What you need to do = Look through the lines below; wherever the word "Onboarding" appears, copy that line.

Saved entries =
========

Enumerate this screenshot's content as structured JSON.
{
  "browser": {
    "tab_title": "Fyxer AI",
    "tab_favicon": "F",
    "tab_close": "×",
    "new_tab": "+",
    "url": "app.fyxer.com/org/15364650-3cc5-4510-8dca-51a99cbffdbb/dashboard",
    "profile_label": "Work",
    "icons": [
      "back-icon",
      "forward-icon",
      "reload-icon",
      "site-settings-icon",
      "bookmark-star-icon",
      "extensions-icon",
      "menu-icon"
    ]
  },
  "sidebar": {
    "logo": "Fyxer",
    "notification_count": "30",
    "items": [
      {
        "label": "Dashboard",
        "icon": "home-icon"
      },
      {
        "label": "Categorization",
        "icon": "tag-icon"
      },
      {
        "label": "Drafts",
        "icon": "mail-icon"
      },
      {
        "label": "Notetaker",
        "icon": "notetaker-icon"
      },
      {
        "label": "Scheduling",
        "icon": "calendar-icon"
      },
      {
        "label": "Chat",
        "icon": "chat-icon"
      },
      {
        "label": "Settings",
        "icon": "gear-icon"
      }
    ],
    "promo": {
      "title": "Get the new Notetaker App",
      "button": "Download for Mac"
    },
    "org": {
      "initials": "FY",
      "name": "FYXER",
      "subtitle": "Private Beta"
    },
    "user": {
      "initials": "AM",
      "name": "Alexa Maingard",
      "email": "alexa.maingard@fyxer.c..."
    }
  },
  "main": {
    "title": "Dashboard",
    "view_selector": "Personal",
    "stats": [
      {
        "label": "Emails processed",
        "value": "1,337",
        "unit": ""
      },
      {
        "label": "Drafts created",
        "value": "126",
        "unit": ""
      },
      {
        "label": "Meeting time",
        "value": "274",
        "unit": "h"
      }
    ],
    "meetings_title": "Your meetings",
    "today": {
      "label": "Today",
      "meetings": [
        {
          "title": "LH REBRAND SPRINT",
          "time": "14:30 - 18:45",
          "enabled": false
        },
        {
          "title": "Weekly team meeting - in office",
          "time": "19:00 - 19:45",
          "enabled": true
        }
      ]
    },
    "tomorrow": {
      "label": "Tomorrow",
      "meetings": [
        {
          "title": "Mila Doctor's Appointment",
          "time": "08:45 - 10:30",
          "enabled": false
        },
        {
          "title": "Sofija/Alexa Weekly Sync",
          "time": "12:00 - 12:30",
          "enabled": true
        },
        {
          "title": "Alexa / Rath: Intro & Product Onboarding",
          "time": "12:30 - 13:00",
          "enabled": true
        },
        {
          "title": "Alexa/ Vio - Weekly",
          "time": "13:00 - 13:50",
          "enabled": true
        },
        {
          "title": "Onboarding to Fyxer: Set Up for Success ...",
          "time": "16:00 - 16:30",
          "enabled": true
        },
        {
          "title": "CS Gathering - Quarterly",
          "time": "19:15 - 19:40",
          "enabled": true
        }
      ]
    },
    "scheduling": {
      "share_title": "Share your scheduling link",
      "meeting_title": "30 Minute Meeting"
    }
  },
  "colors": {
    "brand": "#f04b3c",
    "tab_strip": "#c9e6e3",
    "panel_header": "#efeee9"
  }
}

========

Response =
          "title": "Alexa / Rath: Intro & Product Onboarding",
          "title": "Onboarding to Fyxer: Set Up for Success ...",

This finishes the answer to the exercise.